First, however, Hacks4Pancakes (aka Lesley Carhart) has an excellent blog post on preparing your GIAC exam index. Pay special attention to the “What You Need To Know” section! Lesley’s breakdown of core issues and concepts is so beautifully done there is nothing I could possibly add to it. What she doesn’t discuss in much depth, however, is the philosophy behind how different people prepare their indices.
I have found that most people fall into one of two camps when it comes to preparing an exam index:
- “I just want a lean & mean listing of terms and the books/pages where I can find the details.”
- “I do not have the time to go flipping through all my books during the exam looking for the answers I need, so I’m going to add brief definitions and other reference info to my index. If I need more detail, I can go to the related pages in my books as required.”
While I understand (and somewhat admire) the first school of thought, I am definitely of the second school when it comes to my indices. Mine tend to weigh in at more than 40 pages per each, and I have them categorized to three levels.
In preparing an index, I recommend the following:
- Plan on making multiple passes through the materials. The first pass will be generic, where you will capture whatever seems most important at the time.
- Do another pass through the materials just for Acronyms! This one is really important, and this is where having a brief definition in your index is a real time saver!
- Do another pass through the materials just for tool/program names. GIAC will sometimes have a question about a program that is mentioned exactly once within an entire course.
- Try to capture switches/optional settings for any tools used in course exercises, or at least record where to find them in your books.
- If you have access to MP3s or other recordings of a SANS course, play them while commuting, working out, or taking your dog for a walk. It’s important to get the information into your brain on as many levels as possible.

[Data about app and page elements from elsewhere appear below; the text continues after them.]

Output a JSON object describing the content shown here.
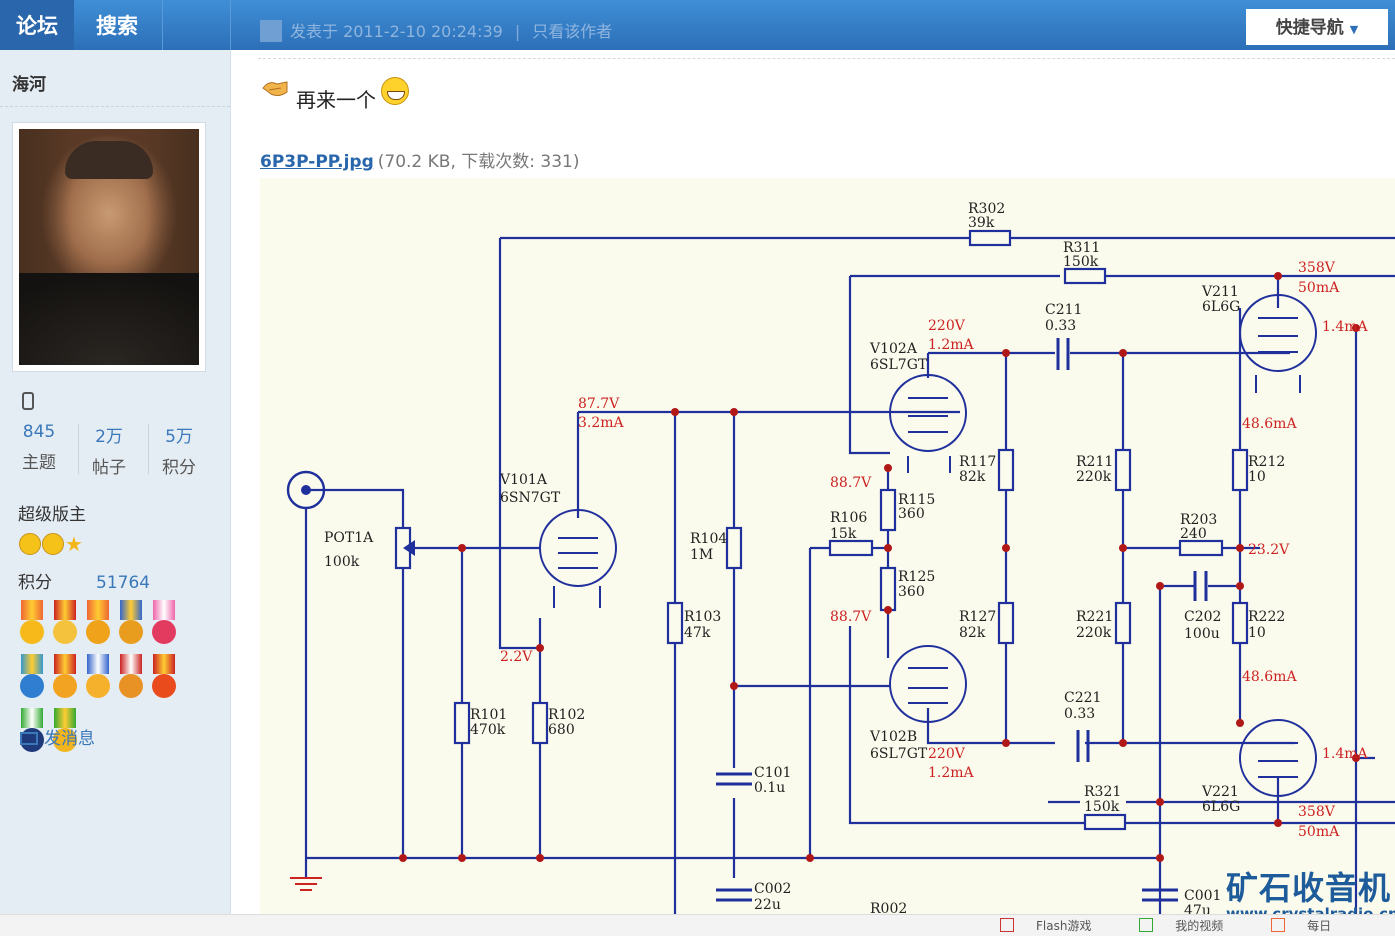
{
  "tabs": [
    {
      "label": "论坛",
      "active": true
    },
    {
      "label": "搜索",
      "active": false
    }
  ],
  "post_meta": {
    "posted_at": "发表于 2011-2-10 20:24:39",
    "only_author": "只看该作者"
  },
  "quick_nav": "快捷导航",
  "user": {
    "name": "海河",
    "stats": [
      {
        "value": "845",
        "label": "主题"
      },
      {
        "value": "2万",
        "label": "帖子"
      },
      {
        "value": "5万",
        "label": "积分"
      }
    ],
    "rank": "超级版主",
    "points_label": "积分",
    "points_value": "51764",
    "send_message": "发消息"
  },
  "post": {
    "text": "再来一个",
    "attachment_name": "6P3P-PP.jpg",
    "attachment_info": "(70.2 KB, 下载次数: 331)"
  },
  "schematic_labels": {
    "r302": "R302",
    "r302v": "39k",
    "r311": "R311",
    "r311v": "150k",
    "v211": "V211",
    "v211t": "6L6G",
    "v211v": "358V",
    "v211a": "50mA",
    "c211": "C211",
    "c211v": "0.33",
    "v102a": "V102A",
    "v102at": "6SL7GT",
    "v102a_v": "220V",
    "v102a_a": "1.2mA",
    "a14": "1.4mA",
    "v101v": "87.7V",
    "v101a": "3.2mA",
    "v101": "V101A",
    "v101t": "6SN7GT",
    "a486": "48.6mA",
    "r117": "R117",
    "r117v": "82k",
    "r211": "R211",
    "r211v": "220k",
    "r212": "R212",
    "r212v": "10",
    "v887": "88.7V",
    "r115": "R115",
    "r115v": "360",
    "r106": "R106",
    "r106v": "15k",
    "r104": "R104",
    "r104v": "1M",
    "pot": "POT1A",
    "potv": "100k",
    "r203": "R203",
    "r203v": "240",
    "v232": "23.2V",
    "r125": "R125",
    "r125v": "360",
    "r103": "R103",
    "r103v": "47k",
    "r127": "R127",
    "r127v": "82k",
    "r221": "R221",
    "r221v": "220k",
    "c202": "C202",
    "c202v": "100u",
    "r222": "R222",
    "r222v": "10",
    "v22": "2.2V",
    "c221": "C221",
    "c221v": "0.33",
    "v102b": "V102B",
    "v102bt": "6SL7GT",
    "v102b_v": "220V",
    "v102b_a": "1.2mA",
    "r101": "R101",
    "r101v": "470k",
    "r102": "R102",
    "r102v": "680",
    "c101": "C101",
    "c101v": "0.1u",
    "r321": "R321",
    "r321v": "150k",
    "v221": "V221",
    "v221t": "6L6G",
    "v221v": "358V",
    "v221a": "50mA",
    "c002": "C002",
    "c002v": "22u",
    "r002": "R002",
    "c001": "C001",
    "c001v": "47u"
  },
  "watermark": {
    "name": "矿石收音机",
    "url": "www.crystalradio.cn"
  },
  "bottom_links": [
    "Flash游戏",
    "我的视频",
    "每日"
  ],
  "colors": {
    "topbar": "#2c6fb8",
    "sidebar": "#e5edf4",
    "wire": "#1f2f9c",
    "annotation": "#cc2222",
    "link": "#3a78b9"
  }
}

- Tabs will be your best friends while you’re taking the exam! Add page breaks between each letter in your index and get a good, heavy duty set of alphabetical tab separators.
- Invest in having your index printed (double-sided) and spiral bound. Three-ring binders may seem like a good idea, but they are a pita when you’re cramped in a small exam space.
That’s all I can think of for now. If anything else comes to mind, I’ll add it here, or write a separate post as seems appropriate.
~ B ~